## Task goal
Line by line, retype the data exactly as it is given.

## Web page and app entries
-=-=-=-=-

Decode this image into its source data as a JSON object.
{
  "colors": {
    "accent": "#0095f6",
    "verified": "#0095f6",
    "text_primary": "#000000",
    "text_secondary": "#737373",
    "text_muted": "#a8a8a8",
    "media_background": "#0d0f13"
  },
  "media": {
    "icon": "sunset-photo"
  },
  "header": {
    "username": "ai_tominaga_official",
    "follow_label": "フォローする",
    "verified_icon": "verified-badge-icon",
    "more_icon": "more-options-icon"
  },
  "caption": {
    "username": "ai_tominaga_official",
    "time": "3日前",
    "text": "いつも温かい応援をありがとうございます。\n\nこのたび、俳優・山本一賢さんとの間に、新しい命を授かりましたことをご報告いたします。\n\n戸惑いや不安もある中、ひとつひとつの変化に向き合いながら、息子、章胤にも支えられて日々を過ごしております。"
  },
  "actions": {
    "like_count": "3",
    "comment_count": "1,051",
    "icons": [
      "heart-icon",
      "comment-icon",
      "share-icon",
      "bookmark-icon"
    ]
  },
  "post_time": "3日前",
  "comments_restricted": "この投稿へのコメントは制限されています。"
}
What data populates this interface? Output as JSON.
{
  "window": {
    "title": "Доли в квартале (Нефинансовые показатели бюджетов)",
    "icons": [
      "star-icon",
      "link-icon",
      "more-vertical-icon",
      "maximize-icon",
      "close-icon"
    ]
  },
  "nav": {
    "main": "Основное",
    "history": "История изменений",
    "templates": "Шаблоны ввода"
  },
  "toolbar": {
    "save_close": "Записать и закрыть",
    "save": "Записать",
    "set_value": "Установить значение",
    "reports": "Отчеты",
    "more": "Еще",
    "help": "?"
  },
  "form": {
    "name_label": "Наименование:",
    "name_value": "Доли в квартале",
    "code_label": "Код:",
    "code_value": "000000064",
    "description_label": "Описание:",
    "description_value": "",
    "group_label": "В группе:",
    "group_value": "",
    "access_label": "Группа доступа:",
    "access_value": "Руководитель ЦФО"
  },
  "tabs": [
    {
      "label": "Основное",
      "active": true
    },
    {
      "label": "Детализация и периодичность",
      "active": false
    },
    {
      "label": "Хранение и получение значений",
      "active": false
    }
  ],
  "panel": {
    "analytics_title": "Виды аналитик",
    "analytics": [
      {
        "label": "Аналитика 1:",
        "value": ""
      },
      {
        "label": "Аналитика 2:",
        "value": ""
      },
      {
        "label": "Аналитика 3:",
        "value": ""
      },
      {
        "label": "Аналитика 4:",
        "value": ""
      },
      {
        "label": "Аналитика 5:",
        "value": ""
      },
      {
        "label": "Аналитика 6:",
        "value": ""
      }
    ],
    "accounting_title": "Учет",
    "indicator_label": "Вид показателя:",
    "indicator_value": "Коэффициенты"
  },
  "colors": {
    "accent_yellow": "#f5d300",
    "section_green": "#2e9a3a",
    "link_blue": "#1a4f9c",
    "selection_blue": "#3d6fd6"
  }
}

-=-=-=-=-

## Output for this exercise
Decode this image into its source data as a JSON object.
{
  "colors": {
    "accent": "#0095f6",
    "verified": "#0095f6",
    "text_primary": "#000000",
    "text_secondary": "#737373",
    "text_muted": "#a8a8a8",
    "media_background": "#0d0f13"
  },
  "media": {
    "icon": "sunset-photo"
  },
  "header": {
    "username": "ai_tominaga_official",
    "follow_label": "フォローする",
    "verified_icon": "verified-badge-icon",
    "more_icon": "more-options-icon"
  },
  "caption": {
    "username": "ai_tominaga_official",
    "time": "3日前",
    "text": "いつも温かい応援をありがとうございます。\n\nこのたび、俳優・山本一賢さんとの間に、新しい命を授かりましたことをご報告いたします。\n\n戸惑いや不安もある中、ひとつひとつの変化に向き合いながら、息子、章胤にも支えられて日々を過ごしております。"
  },
  "actions": {
    "like_count": "3",
    "comment_count": "1,051",
    "icons": [
      "heart-icon",
      "comment-icon",
      "share-icon",
      "bookmark-icon"
    ]
  },
  "post_time": "3日前",
  "comments_restricted": "この投稿へのコメントは制限されています。"
}
What data populates this interface? Output as JSON.
{
  "window": {
    "title": "Доли в квартале (Нефинансовые показатели бюджетов)",
    "icons": [
      "star-icon",
      "link-icon",
      "more-vertical-icon",
      "maximize-icon",
      "close-icon"
    ]
  },
  "nav": {
    "main": "Основное",
    "history": "История изменений",
    "templates": "Шаблоны ввода"
  },
  "toolbar": {
    "save_close": "Записать и закрыть",
    "save": "Записать",
    "set_value": "Установить значение",
    "reports": "Отчеты",
    "more": "Еще",
    "help": "?"
  },
  "form": {
    "name_label": "Наименование:",
    "name_value": "Доли в квартале",
    "code_label": "Код:",
    "code_value": "000000064",
    "description_label": "Описание:",
    "description_value": "",
    "group_label": "В группе:",
    "group_value": "",
    "access_label": "Группа доступа:",
    "access_value": "Руководитель ЦФО"
  },
  "tabs": [
    {
      "label": "Основное",
      "active": true
    },
    {
      "label": "Детализация и периодичность",
      "active": false
    },
    {
      "label": "Хранение и получение значений",
      "active": false
    }
  ],
  "panel": {
    "analytics_title": "Виды аналитик",
    "analytics": [
      {
        "label": "Аналитика 1:",
        "value": ""
      },
      {
        "label": "Аналитика 2:",
        "value": ""
      },
      {
        "label": "Аналитика 3:",
        "value": ""
      },
      {
        "label": "Аналитика 4:",
        "value": ""
      },
      {
        "label": "Аналитика 5:",
        "value": ""
      },
      {
        "label": "Аналитика 6:",
        "value": ""
      }
    ],
    "accounting_title": "Учет",
    "indicator_label": "Вид показателя:",
    "indicator_value": "Коэффициенты"
  },
  "colors": {
    "accent_yellow": "#f5d300",
    "section_green": "#2e9a3a",
    "link_blue": "#1a4f9c",
    "selection_blue": "#3d6fd6"
  }
}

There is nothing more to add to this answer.